Using the word "Stroke" as the filter, copy each matching line from the records.

(Available data)

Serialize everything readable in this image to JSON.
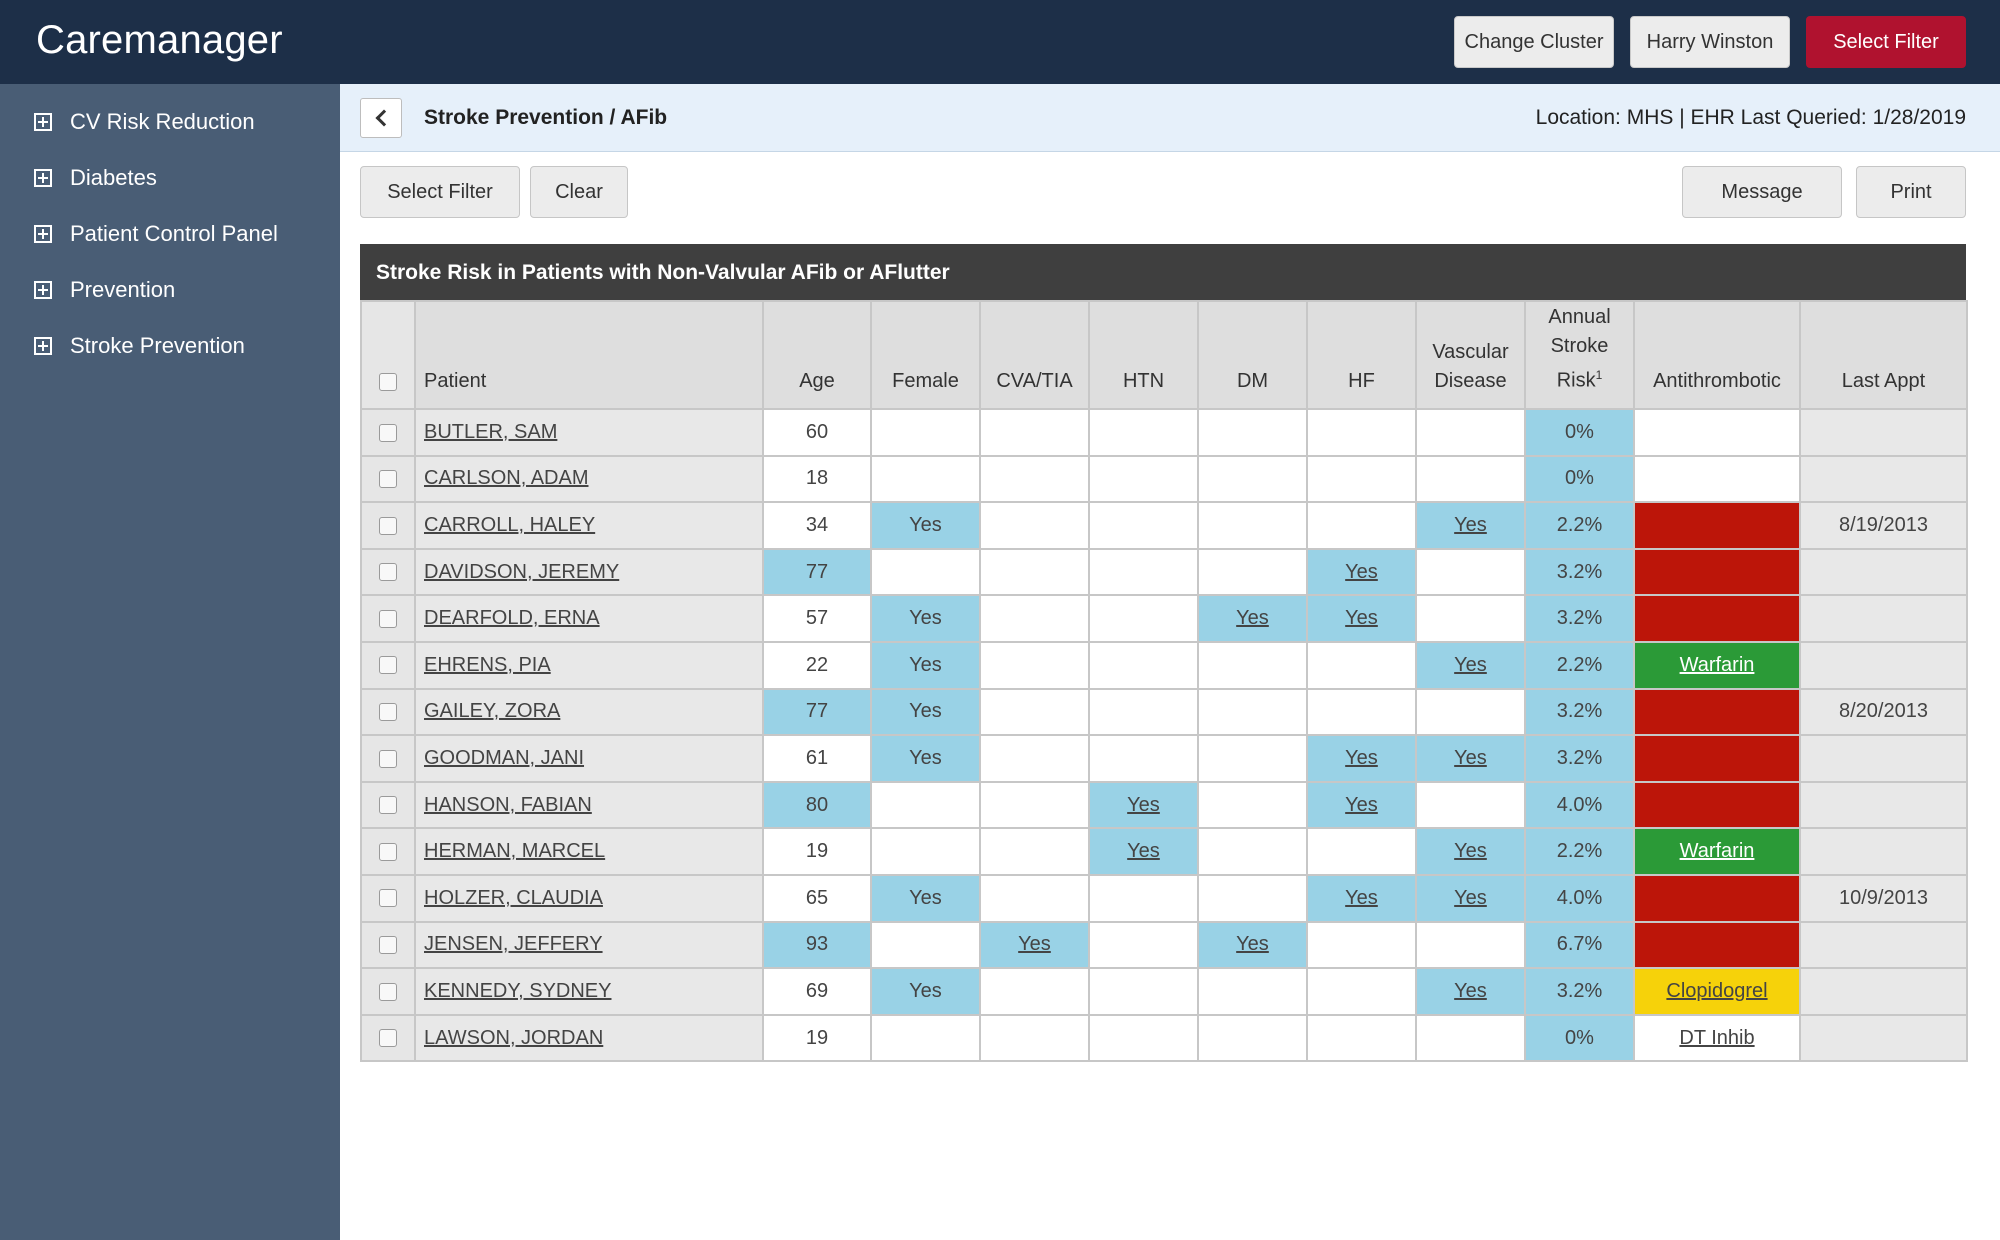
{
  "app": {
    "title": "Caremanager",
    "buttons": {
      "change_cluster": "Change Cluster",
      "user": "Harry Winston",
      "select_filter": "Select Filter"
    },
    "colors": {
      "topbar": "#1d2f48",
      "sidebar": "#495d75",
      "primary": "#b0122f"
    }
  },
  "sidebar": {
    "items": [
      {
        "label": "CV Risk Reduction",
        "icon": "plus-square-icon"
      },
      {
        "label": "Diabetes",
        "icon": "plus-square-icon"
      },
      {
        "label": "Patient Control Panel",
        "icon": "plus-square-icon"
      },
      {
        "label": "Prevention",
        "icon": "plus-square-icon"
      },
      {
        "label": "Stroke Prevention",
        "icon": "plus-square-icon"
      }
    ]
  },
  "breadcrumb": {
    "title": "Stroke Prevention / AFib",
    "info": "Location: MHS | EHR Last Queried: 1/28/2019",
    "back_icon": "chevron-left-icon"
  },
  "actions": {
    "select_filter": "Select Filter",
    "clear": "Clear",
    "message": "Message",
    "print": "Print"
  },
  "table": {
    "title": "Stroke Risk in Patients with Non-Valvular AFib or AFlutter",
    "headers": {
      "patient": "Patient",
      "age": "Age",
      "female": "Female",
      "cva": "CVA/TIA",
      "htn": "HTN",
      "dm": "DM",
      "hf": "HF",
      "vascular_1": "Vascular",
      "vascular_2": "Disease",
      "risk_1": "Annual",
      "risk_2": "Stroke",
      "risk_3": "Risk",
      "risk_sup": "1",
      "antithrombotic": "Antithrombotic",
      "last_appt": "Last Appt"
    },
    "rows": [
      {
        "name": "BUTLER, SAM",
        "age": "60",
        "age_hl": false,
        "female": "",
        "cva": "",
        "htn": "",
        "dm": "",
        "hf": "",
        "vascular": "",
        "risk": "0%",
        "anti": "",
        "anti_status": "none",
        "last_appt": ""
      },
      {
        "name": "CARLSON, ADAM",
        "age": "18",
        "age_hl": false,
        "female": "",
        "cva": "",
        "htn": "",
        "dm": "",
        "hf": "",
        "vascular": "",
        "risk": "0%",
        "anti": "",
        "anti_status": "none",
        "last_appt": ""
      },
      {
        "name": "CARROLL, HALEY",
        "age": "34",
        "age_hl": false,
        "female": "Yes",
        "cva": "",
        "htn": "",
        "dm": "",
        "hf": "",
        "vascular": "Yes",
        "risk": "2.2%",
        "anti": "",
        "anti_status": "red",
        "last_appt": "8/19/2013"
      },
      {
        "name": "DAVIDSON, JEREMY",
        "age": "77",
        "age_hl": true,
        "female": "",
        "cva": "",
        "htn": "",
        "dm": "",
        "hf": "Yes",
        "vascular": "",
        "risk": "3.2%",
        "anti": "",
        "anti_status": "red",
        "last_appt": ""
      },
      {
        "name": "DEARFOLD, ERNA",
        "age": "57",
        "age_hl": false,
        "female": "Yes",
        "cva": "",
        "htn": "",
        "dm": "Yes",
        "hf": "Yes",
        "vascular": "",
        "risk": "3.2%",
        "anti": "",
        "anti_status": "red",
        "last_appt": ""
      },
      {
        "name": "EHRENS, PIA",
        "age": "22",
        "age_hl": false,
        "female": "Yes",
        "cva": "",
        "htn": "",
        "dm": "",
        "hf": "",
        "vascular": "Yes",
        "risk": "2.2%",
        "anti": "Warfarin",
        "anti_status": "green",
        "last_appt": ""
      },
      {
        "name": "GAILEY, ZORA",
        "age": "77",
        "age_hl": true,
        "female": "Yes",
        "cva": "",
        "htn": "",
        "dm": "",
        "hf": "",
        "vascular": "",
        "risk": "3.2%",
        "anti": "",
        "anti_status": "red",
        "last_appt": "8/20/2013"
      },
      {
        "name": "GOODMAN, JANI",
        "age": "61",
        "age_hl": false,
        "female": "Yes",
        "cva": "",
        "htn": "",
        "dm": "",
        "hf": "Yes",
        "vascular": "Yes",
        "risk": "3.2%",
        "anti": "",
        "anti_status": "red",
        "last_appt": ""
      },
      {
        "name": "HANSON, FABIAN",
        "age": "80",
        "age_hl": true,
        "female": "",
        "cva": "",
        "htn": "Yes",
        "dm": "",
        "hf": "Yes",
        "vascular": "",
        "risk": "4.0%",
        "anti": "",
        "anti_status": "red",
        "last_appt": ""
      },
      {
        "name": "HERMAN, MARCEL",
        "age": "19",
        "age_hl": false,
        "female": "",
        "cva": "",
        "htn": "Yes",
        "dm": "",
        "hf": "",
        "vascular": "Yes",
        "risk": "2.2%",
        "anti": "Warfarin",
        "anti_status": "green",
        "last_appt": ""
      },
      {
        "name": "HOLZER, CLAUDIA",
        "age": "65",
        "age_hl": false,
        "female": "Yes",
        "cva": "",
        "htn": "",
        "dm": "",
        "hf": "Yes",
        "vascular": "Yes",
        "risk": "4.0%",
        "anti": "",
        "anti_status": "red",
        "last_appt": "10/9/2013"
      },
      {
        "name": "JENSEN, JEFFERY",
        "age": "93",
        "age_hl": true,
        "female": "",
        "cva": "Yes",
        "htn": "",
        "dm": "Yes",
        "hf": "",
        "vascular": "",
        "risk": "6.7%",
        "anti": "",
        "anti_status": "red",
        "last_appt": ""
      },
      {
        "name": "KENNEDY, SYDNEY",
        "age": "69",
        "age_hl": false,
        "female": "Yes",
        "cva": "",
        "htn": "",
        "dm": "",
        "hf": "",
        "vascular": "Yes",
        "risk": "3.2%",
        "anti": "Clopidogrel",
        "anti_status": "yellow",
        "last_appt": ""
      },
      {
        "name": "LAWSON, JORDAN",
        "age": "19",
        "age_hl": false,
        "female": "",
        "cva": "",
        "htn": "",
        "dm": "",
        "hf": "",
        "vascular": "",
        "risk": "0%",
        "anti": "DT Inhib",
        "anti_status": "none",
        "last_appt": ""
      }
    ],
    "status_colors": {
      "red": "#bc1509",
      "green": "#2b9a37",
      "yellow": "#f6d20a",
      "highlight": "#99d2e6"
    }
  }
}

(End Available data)
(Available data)

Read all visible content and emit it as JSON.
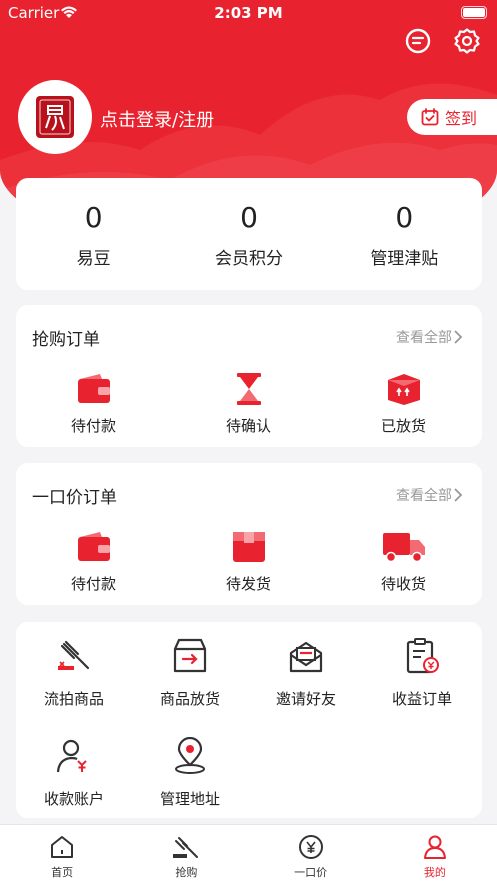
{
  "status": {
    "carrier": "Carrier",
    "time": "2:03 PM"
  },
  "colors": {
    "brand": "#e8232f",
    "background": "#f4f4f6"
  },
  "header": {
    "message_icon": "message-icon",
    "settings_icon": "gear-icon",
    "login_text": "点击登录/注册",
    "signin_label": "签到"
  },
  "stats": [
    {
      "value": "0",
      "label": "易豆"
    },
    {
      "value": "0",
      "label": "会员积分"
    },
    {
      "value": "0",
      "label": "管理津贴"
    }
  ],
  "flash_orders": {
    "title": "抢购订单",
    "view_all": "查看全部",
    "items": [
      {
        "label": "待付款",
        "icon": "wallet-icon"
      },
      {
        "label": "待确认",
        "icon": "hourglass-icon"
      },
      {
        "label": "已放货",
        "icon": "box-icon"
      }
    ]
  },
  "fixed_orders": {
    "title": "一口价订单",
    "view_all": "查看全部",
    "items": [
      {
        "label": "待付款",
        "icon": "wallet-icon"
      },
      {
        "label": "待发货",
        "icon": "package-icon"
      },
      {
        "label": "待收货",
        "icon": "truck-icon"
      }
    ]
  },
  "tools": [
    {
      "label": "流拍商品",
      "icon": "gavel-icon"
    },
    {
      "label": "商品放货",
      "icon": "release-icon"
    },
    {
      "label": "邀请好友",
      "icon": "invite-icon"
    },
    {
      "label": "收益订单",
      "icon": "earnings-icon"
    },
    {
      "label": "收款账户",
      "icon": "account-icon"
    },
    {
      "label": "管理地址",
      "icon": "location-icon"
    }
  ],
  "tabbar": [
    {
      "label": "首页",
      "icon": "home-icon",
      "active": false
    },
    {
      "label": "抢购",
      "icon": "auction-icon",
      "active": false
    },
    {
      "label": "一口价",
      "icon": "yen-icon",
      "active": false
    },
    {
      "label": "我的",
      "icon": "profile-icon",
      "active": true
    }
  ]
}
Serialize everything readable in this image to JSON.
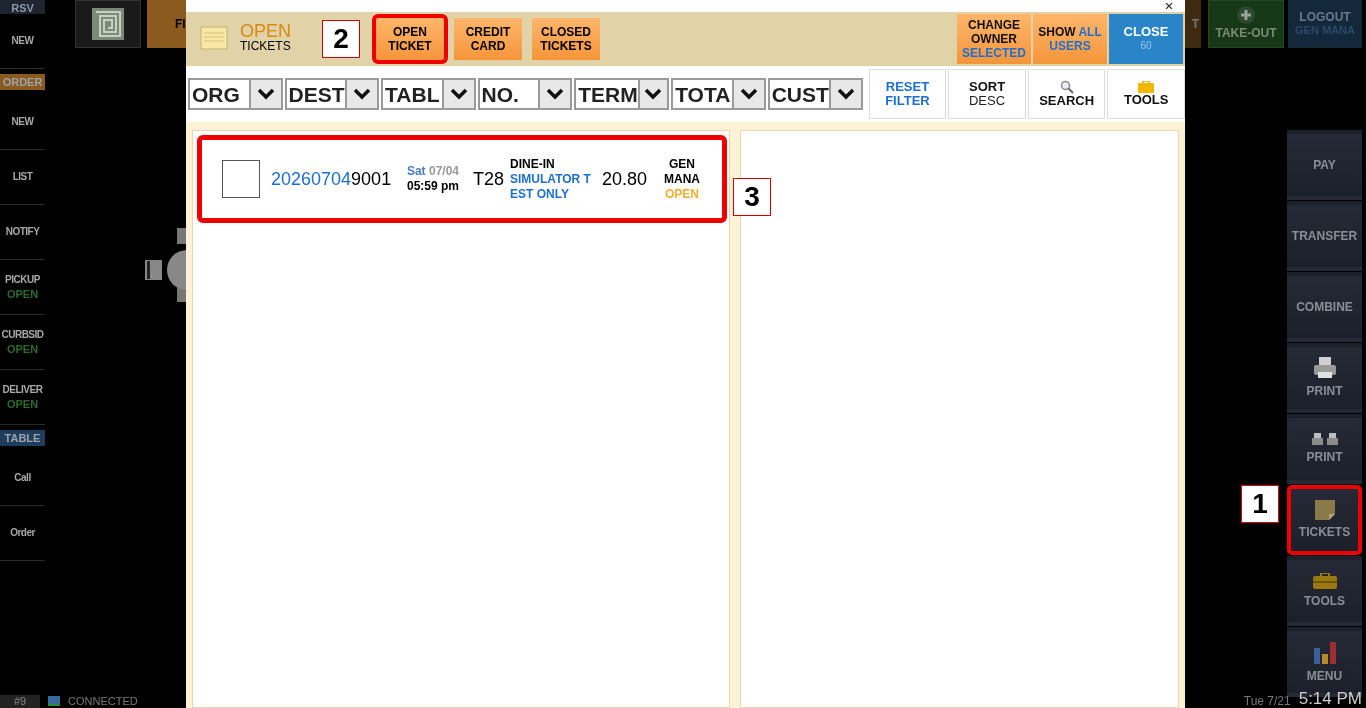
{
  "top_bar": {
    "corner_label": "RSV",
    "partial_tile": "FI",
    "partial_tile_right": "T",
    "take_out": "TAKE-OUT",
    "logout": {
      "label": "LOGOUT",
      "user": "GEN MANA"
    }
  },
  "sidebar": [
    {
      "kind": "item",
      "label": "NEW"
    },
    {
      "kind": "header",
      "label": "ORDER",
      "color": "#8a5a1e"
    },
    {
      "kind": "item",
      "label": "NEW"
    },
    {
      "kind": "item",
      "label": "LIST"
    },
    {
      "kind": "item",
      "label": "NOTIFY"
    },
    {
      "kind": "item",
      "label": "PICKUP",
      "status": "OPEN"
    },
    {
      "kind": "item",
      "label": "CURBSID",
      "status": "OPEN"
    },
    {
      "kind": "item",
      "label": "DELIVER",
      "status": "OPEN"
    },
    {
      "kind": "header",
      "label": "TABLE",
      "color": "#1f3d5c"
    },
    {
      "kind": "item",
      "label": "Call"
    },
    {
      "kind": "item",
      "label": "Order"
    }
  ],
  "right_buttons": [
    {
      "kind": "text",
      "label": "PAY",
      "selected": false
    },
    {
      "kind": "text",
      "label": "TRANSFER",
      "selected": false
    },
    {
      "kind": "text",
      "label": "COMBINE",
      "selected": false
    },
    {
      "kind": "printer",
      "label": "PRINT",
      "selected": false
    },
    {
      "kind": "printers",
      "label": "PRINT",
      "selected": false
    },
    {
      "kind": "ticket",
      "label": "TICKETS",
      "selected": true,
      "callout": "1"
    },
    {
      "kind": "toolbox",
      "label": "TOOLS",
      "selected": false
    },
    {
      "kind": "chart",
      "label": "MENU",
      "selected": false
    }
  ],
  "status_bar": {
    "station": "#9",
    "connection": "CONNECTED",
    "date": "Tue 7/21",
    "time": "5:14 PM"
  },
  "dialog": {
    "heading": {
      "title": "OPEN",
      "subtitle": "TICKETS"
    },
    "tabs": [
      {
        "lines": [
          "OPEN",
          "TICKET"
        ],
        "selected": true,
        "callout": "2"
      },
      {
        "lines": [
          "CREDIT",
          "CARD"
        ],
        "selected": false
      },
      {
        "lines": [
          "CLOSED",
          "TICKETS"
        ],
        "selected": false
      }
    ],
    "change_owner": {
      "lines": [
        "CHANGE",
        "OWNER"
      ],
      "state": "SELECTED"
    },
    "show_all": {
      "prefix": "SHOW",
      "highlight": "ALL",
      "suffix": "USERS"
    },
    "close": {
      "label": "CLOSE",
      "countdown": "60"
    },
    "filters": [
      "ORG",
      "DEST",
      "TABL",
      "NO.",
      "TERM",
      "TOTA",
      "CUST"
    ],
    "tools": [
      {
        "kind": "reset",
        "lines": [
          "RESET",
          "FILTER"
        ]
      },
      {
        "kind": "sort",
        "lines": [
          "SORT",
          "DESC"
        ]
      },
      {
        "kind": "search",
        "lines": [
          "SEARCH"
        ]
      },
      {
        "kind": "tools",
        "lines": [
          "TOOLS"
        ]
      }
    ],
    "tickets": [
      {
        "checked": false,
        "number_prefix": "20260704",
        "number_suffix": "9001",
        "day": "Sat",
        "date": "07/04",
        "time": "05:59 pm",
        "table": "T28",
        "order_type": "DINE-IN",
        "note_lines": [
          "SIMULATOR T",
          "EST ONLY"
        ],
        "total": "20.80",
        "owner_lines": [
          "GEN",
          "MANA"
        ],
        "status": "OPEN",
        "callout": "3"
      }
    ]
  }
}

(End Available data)

◆ **Written response**:
        "label": "Stroke Prevention",
    "title": "Stroke Prevention / AFib",
    "title": "Stroke Risk in Patients with Non-Valvular AFib or AFlutter",
      "risk_2": "Stroke",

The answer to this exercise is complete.